Beware: If this happens too often, you can damage your vocal cords. Occasional vocal cord injury usually heals on its own. However, those who chronically overuse or misuse their voices run the risk of doing permanent damage, says voice care specialist Claudio Milstein, PhD.

What is bad for your voice?

Your voice needs to stay lubricated in order to work well. Caffeine messes with your mucus production and dries you out. In addition to that mess, it also tends to constrict your muscles — when your muscles are tight in your throat, it puts unnecessary, damaging stress on your vocal cords.

How do you heal damaged vocal cords naturally?

You can treat your symptoms at home, with all-natural remedies and teas.Rest your voice. When you have laryngitis, your vocal cords are swollen and irritated. … Gargle warm salt water. … Add moisture with a humidifier. … Suck on lozenges. … Apple cider vinegar. … Tea with honey. … Slippery elm tea with lemon. … Ginger root.More items…

Can acid reflux destroy vocal cords?

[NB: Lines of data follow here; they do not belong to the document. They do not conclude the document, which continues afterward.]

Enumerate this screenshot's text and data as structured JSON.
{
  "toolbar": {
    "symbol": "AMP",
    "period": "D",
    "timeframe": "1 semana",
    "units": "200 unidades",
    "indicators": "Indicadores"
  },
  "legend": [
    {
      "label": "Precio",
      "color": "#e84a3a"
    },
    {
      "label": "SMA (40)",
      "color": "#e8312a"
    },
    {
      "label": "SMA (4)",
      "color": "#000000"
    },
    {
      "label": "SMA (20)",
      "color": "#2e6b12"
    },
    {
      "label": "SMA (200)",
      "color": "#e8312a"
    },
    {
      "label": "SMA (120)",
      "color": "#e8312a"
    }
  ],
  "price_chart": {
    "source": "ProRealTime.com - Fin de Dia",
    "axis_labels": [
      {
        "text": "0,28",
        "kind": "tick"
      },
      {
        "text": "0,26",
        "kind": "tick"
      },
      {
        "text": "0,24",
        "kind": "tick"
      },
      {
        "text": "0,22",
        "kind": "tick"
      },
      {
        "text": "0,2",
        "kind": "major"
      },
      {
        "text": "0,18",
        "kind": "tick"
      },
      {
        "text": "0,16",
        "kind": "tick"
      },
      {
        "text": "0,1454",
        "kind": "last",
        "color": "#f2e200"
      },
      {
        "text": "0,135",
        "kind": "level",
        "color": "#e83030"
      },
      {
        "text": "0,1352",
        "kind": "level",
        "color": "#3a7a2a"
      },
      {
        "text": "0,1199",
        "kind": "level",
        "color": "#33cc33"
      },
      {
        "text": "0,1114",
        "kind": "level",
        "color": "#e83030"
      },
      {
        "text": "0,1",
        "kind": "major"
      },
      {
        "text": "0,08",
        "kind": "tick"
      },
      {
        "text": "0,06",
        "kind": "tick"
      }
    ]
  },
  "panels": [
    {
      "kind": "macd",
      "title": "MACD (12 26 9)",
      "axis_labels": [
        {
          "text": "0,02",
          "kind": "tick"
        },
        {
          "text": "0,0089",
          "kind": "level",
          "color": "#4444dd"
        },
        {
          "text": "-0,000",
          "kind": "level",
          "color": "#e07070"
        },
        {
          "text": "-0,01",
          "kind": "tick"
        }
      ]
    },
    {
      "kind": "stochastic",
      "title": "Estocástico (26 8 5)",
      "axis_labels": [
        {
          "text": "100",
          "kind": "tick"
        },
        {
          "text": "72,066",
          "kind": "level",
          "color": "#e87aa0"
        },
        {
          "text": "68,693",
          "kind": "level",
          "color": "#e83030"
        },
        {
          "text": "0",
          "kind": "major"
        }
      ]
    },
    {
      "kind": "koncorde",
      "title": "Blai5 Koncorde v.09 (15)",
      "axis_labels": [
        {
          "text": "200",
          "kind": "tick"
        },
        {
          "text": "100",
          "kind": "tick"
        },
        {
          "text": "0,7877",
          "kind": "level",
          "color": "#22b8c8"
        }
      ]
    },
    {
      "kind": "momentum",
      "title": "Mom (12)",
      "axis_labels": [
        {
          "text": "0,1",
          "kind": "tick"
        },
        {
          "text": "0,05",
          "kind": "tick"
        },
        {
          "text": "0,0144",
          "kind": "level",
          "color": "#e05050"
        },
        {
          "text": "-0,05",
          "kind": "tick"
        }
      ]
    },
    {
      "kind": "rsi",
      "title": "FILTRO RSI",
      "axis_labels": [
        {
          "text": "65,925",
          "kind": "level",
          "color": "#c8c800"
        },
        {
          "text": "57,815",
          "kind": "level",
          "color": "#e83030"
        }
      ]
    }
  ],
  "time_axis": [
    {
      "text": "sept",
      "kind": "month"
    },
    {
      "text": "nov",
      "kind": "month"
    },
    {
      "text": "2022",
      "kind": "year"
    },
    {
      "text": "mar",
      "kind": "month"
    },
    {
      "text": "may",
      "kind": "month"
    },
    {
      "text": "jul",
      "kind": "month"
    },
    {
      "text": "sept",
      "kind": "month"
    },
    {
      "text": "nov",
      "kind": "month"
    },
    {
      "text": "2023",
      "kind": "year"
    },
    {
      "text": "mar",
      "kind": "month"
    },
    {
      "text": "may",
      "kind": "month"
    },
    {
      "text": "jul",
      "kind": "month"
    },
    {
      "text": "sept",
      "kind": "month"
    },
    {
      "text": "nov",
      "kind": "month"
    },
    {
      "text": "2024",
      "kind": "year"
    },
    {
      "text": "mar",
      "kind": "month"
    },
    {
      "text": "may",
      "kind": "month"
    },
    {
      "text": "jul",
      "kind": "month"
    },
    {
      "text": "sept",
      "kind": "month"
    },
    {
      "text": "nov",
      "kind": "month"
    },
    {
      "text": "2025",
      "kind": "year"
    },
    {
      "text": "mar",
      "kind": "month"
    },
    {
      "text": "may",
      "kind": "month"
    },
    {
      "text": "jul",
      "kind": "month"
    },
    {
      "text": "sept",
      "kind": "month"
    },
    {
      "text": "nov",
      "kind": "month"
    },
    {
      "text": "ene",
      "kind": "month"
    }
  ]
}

The theory is that there is some reflux of stomach acid into the throat, which irritates the already irritated vocal cords. If the acid reflux continues, the damage to the vocal cords will progress. The amount of acid reflux required to cause this is very small.

Can you permanently damage your voice by screaming?

It could, however, do temporary or even permanent damage to your vocal cords. “Too much screaming can change the quality of your voice, your ability to use it how you want to, and even put you at risk for losing your voice’s natural sound,” says David L.

Can you permanently damage your voice by coughing?

Throat clearing and coughing are traumatic events for your vocal cords that can cause damage if the symptoms are not resolved quickly. Your laryngologist can help to optimize your treatment and help protect your voice to avoid long-term damage.

What happens if you damage your vocal cords?

Vocal cord paralysis occurs when the nerve impulses to your voice box (larynx) are disrupted. This results in paralysis of the vocal cord muscles. Vocal cord paralysis can affect your ability to speak and even breathe. That’s because your vocal cords, sometimes called vocal folds, do more than just produce sound.

How do I strengthen my vocal cords?

Top 10 Exercises for Your Vocal HealthGlides Through a Straw. Blow air through a small stirring straw while phonating glides up and down through your range. … Lip Trills. This is a variation of the straw exercise. … Creaky Doors. This is a great exercise to help build the coordination needed to maintain proper cord closure. … Ngs. … Nasty Nays. … Hooty Gees. … Coo Coos. … Aahs.More items…•

How can I regain my voice?

15 home remedies to recover your voiceRest your voice. The best thing you can do for your irritated vocal cords is to give them a break. … Don’t whisper. … Use OTC pain relievers. … Avoid decongestants. … Talk to a doctor about medication. … Drink plenty of liquids. … Drink warm liquids. … Gargle with salt water.More items…•

What do swollen vocal cords feel like?

There may be frequent voice breaks, easy vocal fatigue with use or there may be a decreased range of vocal sounds. Pain is another symptom that is felt as a shooting pain from ear to ear, general neck pain or as a lump in the throat. Patients may also experience frequent coughing, throat clearing, or general fatigue.

What does a paralyzed vocal cord feel like?

Patients with vocal paralysis typically experience hoarseness, vocal fatigue, mild to severe reduction in speech volume, a pain in the throat when speaking, and swallowing things down the wrong way and choking. The vocal cords, as well as allowing us to produce utterances (speak, etc.)